Excerpts from an interface dataset:
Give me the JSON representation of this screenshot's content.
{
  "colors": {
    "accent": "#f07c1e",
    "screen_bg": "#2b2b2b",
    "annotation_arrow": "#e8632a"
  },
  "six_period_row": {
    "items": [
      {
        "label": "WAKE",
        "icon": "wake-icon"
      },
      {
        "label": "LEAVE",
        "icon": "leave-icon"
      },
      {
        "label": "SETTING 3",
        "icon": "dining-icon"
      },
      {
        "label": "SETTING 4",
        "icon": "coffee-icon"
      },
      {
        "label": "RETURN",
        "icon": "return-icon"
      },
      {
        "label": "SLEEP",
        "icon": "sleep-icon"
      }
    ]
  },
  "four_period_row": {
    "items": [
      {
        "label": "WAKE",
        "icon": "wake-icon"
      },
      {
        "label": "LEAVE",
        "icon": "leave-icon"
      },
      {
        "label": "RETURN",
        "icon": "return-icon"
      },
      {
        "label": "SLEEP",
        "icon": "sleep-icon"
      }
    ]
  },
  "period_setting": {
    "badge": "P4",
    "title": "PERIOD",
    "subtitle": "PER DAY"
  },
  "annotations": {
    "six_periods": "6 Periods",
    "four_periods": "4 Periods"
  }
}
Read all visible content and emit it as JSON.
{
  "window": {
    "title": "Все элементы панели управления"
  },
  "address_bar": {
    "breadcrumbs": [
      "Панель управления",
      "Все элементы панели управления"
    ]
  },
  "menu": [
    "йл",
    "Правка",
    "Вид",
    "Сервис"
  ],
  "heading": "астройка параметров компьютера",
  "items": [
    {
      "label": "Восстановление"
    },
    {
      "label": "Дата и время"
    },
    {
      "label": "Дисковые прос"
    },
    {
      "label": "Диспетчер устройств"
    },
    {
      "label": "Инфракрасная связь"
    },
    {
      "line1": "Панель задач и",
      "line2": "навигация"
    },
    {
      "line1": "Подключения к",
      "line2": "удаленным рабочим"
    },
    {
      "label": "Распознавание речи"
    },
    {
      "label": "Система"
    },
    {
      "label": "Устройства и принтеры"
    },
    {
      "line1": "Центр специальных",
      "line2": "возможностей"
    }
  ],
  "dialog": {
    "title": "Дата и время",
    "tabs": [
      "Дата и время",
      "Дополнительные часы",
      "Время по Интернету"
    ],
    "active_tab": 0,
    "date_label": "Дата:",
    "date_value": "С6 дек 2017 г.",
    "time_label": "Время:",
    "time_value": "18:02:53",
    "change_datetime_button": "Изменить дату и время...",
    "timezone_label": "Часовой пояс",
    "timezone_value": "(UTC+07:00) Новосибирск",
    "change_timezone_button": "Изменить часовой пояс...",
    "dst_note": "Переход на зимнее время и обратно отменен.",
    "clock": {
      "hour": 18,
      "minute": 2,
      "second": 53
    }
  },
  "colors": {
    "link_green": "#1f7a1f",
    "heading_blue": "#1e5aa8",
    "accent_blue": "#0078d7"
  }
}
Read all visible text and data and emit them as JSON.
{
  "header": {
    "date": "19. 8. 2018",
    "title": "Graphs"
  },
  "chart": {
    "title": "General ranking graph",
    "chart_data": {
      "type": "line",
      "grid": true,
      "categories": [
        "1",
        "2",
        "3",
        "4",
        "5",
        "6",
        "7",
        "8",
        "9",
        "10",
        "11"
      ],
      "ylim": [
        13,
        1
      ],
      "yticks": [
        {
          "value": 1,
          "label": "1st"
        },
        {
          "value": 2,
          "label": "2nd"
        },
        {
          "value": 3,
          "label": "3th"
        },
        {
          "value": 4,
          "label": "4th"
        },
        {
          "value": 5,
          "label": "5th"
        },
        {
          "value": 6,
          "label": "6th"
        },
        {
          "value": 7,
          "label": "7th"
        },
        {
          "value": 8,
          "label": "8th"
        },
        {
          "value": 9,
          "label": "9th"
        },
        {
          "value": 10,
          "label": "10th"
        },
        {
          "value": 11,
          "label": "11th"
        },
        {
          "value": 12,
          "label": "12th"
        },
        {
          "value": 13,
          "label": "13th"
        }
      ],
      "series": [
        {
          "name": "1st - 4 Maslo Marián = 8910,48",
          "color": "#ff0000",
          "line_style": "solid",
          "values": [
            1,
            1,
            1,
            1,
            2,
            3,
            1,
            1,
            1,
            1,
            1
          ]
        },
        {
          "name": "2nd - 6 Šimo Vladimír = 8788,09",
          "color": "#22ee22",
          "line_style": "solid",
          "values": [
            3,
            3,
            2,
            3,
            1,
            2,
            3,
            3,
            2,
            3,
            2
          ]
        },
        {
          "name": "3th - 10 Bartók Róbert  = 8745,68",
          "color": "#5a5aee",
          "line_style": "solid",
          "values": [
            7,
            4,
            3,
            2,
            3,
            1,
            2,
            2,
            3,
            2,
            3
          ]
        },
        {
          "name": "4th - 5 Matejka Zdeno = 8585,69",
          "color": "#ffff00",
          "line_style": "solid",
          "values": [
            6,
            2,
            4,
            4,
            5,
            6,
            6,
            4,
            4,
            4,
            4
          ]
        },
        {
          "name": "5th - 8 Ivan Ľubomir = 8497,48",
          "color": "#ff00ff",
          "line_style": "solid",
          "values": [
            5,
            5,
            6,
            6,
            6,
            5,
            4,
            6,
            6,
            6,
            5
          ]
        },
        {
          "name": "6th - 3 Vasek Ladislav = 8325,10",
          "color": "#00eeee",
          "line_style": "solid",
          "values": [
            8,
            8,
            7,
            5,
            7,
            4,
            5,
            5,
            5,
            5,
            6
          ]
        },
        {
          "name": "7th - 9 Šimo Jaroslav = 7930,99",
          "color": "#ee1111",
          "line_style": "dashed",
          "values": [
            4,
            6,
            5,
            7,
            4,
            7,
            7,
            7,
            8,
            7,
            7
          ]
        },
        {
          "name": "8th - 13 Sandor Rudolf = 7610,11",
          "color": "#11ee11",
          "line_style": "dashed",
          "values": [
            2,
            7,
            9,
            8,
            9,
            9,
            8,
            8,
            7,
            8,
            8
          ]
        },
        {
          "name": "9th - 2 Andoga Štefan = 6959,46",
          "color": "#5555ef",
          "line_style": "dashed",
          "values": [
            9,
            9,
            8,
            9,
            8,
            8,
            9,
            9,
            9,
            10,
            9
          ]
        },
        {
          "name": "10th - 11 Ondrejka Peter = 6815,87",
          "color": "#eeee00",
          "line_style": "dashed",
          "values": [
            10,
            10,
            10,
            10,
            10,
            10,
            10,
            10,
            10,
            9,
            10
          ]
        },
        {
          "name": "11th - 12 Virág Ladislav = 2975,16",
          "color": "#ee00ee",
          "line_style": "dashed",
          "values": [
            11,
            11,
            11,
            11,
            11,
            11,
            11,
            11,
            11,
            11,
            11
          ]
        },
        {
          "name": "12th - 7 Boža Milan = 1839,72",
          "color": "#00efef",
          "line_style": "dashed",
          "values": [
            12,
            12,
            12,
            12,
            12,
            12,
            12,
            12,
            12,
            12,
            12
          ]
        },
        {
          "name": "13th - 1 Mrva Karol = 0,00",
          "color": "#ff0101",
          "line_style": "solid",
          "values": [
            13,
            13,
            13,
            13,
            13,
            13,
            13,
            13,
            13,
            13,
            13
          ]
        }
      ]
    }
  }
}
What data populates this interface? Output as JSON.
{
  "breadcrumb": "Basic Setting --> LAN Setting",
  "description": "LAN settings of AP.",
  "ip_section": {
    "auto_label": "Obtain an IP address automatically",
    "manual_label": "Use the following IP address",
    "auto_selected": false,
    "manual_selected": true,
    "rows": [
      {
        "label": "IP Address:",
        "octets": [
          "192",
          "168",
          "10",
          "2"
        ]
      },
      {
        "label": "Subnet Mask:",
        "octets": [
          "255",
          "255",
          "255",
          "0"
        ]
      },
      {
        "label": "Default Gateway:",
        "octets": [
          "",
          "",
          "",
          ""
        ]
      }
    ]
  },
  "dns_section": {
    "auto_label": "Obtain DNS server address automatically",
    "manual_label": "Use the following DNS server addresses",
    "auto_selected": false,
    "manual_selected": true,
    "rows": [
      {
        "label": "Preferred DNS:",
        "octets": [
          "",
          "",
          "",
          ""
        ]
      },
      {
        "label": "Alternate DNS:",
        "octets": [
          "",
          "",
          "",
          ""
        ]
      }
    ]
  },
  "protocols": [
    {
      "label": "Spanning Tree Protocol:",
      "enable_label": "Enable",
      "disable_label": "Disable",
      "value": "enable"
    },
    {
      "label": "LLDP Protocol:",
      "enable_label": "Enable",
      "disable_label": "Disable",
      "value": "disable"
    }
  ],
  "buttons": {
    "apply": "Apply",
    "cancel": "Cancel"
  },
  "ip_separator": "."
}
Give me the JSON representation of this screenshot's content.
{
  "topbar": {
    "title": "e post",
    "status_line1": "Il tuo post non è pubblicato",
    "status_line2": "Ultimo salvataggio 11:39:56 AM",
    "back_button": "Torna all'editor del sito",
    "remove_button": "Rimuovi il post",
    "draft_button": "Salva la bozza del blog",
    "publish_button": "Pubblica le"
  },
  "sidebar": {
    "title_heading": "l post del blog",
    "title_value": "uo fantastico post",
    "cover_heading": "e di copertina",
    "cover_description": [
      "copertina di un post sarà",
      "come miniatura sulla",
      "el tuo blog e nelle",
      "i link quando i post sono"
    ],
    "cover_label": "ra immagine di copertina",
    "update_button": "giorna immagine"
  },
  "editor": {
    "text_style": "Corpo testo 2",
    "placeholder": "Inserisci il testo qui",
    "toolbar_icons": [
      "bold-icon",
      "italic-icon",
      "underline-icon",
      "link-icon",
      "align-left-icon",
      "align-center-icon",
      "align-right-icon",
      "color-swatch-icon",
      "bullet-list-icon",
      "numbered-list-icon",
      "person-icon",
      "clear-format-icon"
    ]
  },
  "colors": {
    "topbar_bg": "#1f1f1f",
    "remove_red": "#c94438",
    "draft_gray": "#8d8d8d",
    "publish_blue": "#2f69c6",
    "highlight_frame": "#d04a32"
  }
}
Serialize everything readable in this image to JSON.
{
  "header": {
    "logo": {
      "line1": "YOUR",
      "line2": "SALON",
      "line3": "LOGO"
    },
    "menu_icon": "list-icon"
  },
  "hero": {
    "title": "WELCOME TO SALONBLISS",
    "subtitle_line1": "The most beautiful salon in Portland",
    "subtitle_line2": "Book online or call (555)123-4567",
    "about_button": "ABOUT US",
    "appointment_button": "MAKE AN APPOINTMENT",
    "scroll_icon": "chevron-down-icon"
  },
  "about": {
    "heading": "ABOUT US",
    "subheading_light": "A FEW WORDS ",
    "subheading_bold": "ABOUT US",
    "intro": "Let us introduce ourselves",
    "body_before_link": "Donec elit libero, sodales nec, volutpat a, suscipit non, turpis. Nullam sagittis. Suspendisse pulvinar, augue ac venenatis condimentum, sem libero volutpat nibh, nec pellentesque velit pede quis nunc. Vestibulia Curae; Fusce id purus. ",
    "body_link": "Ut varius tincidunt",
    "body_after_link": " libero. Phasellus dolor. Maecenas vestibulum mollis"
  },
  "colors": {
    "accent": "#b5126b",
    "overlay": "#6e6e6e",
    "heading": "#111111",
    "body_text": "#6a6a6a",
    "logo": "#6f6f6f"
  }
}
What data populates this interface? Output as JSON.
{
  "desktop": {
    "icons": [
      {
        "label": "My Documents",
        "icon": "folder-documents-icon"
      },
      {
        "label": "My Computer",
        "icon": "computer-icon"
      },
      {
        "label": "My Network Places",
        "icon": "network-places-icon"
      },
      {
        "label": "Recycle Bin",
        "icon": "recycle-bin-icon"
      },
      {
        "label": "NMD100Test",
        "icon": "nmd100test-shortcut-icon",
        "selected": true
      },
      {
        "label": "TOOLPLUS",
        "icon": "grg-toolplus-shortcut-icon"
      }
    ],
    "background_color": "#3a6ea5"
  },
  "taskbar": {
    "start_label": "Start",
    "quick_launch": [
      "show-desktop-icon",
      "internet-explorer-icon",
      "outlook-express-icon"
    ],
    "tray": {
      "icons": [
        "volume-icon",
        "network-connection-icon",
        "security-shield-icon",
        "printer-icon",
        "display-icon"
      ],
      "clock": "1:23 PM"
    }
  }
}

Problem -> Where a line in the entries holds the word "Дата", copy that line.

Exercise result ->
      "label": "Дата и время"
    "title": "Дата и время",
      "Дата и время",
    "date_label": "Дата:",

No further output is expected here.